[Page and application data records]
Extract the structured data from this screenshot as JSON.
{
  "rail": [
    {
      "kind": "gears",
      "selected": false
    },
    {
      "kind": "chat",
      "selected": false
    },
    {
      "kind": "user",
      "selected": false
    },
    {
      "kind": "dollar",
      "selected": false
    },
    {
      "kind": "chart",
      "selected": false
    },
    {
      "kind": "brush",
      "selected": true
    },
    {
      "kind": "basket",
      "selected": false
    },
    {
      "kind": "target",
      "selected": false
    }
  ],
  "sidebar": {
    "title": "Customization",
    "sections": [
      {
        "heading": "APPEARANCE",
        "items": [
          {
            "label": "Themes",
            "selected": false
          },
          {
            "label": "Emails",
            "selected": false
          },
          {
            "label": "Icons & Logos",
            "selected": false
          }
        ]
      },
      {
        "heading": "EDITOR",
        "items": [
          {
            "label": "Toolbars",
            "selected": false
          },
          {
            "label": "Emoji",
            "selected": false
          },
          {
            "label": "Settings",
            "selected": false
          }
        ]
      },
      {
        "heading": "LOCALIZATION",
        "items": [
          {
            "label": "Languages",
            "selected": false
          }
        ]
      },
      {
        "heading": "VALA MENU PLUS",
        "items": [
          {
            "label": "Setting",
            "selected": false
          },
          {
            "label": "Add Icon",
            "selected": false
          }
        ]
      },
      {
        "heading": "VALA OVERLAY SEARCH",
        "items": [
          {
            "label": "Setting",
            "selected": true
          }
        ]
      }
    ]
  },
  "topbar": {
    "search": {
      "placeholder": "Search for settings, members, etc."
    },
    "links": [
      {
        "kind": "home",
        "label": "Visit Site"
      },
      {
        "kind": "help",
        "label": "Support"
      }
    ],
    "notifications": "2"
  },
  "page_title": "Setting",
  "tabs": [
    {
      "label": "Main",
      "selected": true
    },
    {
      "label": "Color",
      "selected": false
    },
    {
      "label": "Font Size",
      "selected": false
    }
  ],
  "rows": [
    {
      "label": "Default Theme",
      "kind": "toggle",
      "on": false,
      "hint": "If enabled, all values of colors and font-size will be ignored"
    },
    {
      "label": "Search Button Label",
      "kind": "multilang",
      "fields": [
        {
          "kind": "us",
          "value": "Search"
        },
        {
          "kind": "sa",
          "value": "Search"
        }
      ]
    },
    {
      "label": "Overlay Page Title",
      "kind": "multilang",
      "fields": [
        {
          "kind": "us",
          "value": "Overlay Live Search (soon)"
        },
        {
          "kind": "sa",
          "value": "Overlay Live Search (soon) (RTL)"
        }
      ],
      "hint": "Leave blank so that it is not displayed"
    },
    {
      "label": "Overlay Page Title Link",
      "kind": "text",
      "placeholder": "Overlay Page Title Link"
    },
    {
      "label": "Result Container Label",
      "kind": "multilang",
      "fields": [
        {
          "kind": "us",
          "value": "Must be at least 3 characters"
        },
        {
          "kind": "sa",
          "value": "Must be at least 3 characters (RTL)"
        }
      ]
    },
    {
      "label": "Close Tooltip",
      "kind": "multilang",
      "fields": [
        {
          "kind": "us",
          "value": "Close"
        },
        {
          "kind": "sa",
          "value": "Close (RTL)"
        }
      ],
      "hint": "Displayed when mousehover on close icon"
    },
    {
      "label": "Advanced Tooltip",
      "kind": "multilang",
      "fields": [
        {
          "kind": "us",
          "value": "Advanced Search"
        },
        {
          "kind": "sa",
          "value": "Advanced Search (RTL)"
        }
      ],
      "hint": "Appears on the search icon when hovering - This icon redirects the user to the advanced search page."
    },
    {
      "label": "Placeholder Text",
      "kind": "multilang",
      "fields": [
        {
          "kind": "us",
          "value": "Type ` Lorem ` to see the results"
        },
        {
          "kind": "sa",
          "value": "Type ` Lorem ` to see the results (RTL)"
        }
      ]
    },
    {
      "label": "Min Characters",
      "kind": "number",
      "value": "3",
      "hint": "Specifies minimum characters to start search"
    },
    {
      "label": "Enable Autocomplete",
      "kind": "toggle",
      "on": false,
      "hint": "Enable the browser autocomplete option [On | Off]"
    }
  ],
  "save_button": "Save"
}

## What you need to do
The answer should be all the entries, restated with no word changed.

## Your solution
Extract the structured data from this screenshot as JSON.
{
  "rail": [
    {
      "kind": "gears",
      "selected": false
    },
    {
      "kind": "chat",
      "selected": false
    },
    {
      "kind": "user",
      "selected": false
    },
    {
      "kind": "dollar",
      "selected": false
    },
    {
      "kind": "chart",
      "selected": false
    },
    {
      "kind": "brush",
      "selected": true
    },
    {
      "kind": "basket",
      "selected": false
    },
    {
      "kind": "target",
      "selected": false
    }
  ],
  "sidebar": {
    "title": "Customization",
    "sections": [
      {
        "heading": "APPEARANCE",
        "items": [
          {
            "label": "Themes",
            "selected": false
          },
          {
            "label": "Emails",
            "selected": false
          },
          {
            "label": "Icons & Logos",
            "selected": false
          }
        ]
      },
      {
        "heading": "EDITOR",
        "items": [
          {
            "label": "Toolbars",
            "selected": false
          },
          {
            "label": "Emoji",
            "selected": false
          },
          {
            "label": "Settings",
            "selected": false
          }
        ]
      },
      {
        "heading": "LOCALIZATION",
        "items": [
          {
            "label": "Languages",
            "selected": false
          }
        ]
      },
      {
        "heading": "VALA MENU PLUS",
        "items": [
          {
            "label": "Setting",
            "selected": false
          },
          {
            "label": "Add Icon",
            "selected": false
          }
        ]
      },
      {
        "heading": "VALA OVERLAY SEARCH",
        "items": [
          {
            "label": "Setting",
            "selected": true
          }
        ]
      }
    ]
  },
  "topbar": {
    "search": {
      "placeholder": "Search for settings, members, etc."
    },
    "links": [
      {
        "kind": "home",
        "label": "Visit Site"
      },
      {
        "kind": "help",
        "label": "Support"
      }
    ],
    "notifications": "2"
  },
  "page_title": "Setting",
  "tabs": [
    {
      "label": "Main",
      "selected": true
    },
    {
      "label": "Color",
      "selected": false
    },
    {
      "label": "Font Size",
      "selected": false
    }
  ],
  "rows": [
    {
      "label": "Default Theme",
      "kind": "toggle",
      "on": false,
      "hint": "If enabled, all values of colors and font-size will be ignored"
    },
    {
      "label": "Search Button Label",
      "kind": "multilang",
      "fields": [
        {
          "kind": "us",
          "value": "Search"
        },
        {
          "kind": "sa",
          "value": "Search"
        }
      ]
    },
    {
      "label": "Overlay Page Title",
      "kind": "multilang",
      "fields": [
        {
          "kind": "us",
          "value": "Overlay Live Search (soon)"
        },
        {
          "kind": "sa",
          "value": "Overlay Live Search (soon) (RTL)"
        }
      ],
      "hint": "Leave blank so that it is not displayed"
    },
    {
      "label": "Overlay Page Title Link",
      "kind": "text",
      "placeholder": "Overlay Page Title Link"
    },
    {
      "label": "Result Container Label",
      "kind": "multilang",
      "fields": [
        {
          "kind": "us",
          "value": "Must be at least 3 characters"
        },
        {
          "kind": "sa",
          "value": "Must be at least 3 characters (RTL)"
        }
      ]
    },
    {
      "label": "Close Tooltip",
      "kind": "multilang",
      "fields": [
        {
          "kind": "us",
          "value": "Close"
        },
        {
          "kind": "sa",
          "value": "Close (RTL)"
        }
      ],
      "hint": "Displayed when mousehover on close icon"
    },
    {
      "label": "Advanced Tooltip",
      "kind": "multilang",
      "fields": [
        {
          "kind": "us",
          "value": "Advanced Search"
        },
        {
          "kind": "sa",
          "value": "Advanced Search (RTL)"
        }
      ],
      "hint": "Appears on the search icon when hovering - This icon redirects the user to the advanced search page."
    },
    {
      "label": "Placeholder Text",
      "kind": "multilang",
      "fields": [
        {
          "kind": "us",
          "value": "Type ` Lorem ` to see the results"
        },
        {
          "kind": "sa",
          "value": "Type ` Lorem ` to see the results (RTL)"
        }
      ]
    },
    {
      "label": "Min Characters",
      "kind": "number",
      "value": "3",
      "hint": "Specifies minimum characters to start search"
    },
    {
      "label": "Enable Autocomplete",
      "kind": "toggle",
      "on": false,
      "hint": "Enable the browser autocomplete option [On | Off]"
    }
  ],
  "save_button": "Save"
}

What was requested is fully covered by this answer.